LOOKING AT WATER THROUGH DIFFERENT LENSES: “downstream: reimagining water” (2017) – anthology co-edited by Dorothy Christian and Rita Wong envisions an intergenerational, culturally inclusive, participatory water ethic to tackle climate change


Water-based Ecology, Indigenous Perspectives and Global Warming

Water has captured countless writers’ imagination, appearing as subject, image, and metaphor in every genre of writing, but with climate change and pollution, our collective relationship to water is changing.

Editors Rita Wong and Dorothy Christian have dug into the literary, ecological, and emotional significance of H2O in downstream: reimagining water (Wilfrid Laurier University Press). They have gathered together authors, scientists, scholars, environmentalists, and activists for the definitive text on water and its importance in our lives; physically, environmentally, and imaginatively.

According to Dr. Dorothy Christian, co-editor, “downstream: reimagining water brings together artists, writers, scientists, scholars, environmentalists, and activists who understand that our shared human need for clean water is crucial to building peace and good relationships with one another and the planet.”

“This book explores the key roles that culture, arts, and the humanities play in supporting healthy water-based ecology and provides local, global, and Indigenous perspectives on water that help to guide our societies in a time of global warming,” explains Dorothy Christian.

On Reaching Out to Non-Indigenous Communities

Dorothy Christian_trimmedDorothy Christian Cucw-la7 is of the Secwepemc and Syilx Nations of interior of BC. Her doctoral research, “Gathering Knowledge: Indigenous Methodologies of Land/Place-Based Visual Stories and Visual Sovereignty” looks at the role of language, land and cultural stories in contemporary visual storytelling.

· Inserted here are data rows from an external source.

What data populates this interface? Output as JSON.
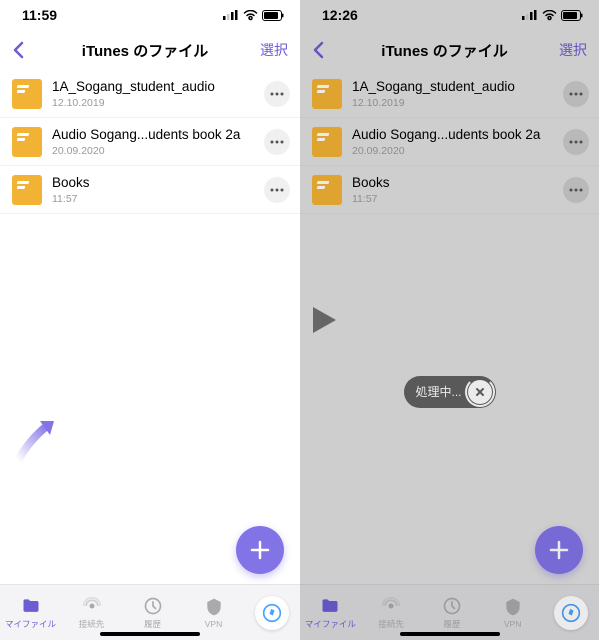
{
  "left": {
    "time": "11:59",
    "title": "iTunes のファイル",
    "select": "選択",
    "files": [
      {
        "name": "1A_Sogang_student_audio",
        "date": "12.10.2019"
      },
      {
        "name": "Audio Sogang...udents book 2a",
        "date": "20.09.2020"
      },
      {
        "name": "Books",
        "date": "11:57"
      }
    ]
  },
  "right": {
    "time": "12:26",
    "title": "iTunes のファイル",
    "select": "選択",
    "files": [
      {
        "name": "1A_Sogang_student_audio",
        "date": "12.10.2019"
      },
      {
        "name": "Audio Sogang...udents book 2a",
        "date": "20.09.2020"
      },
      {
        "name": "Books",
        "date": "11:57"
      }
    ],
    "toast": "処理中..."
  },
  "tabs": {
    "files": "マイファイル",
    "connect": "接続先",
    "history": "履歴",
    "vpn": "VPN"
  }
}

Dorothy Christian is dedicated to building and strengthening any alliances with non-Indigenous communities who are open to hearing how Indigenous ways of knowing informs relationships amongst all living things, including the seen and unseen beings.

To Learn More:

Read the complete story posted elsewhere on the waterbucket.ca website: Published in 2017, “downstream: reimagining water” is an anthology that envisions an intergenerational, culturally inclusive, participatory water ethic to tackle climate change; and includes a chapter by Michael Blackstock on ‘interweaving’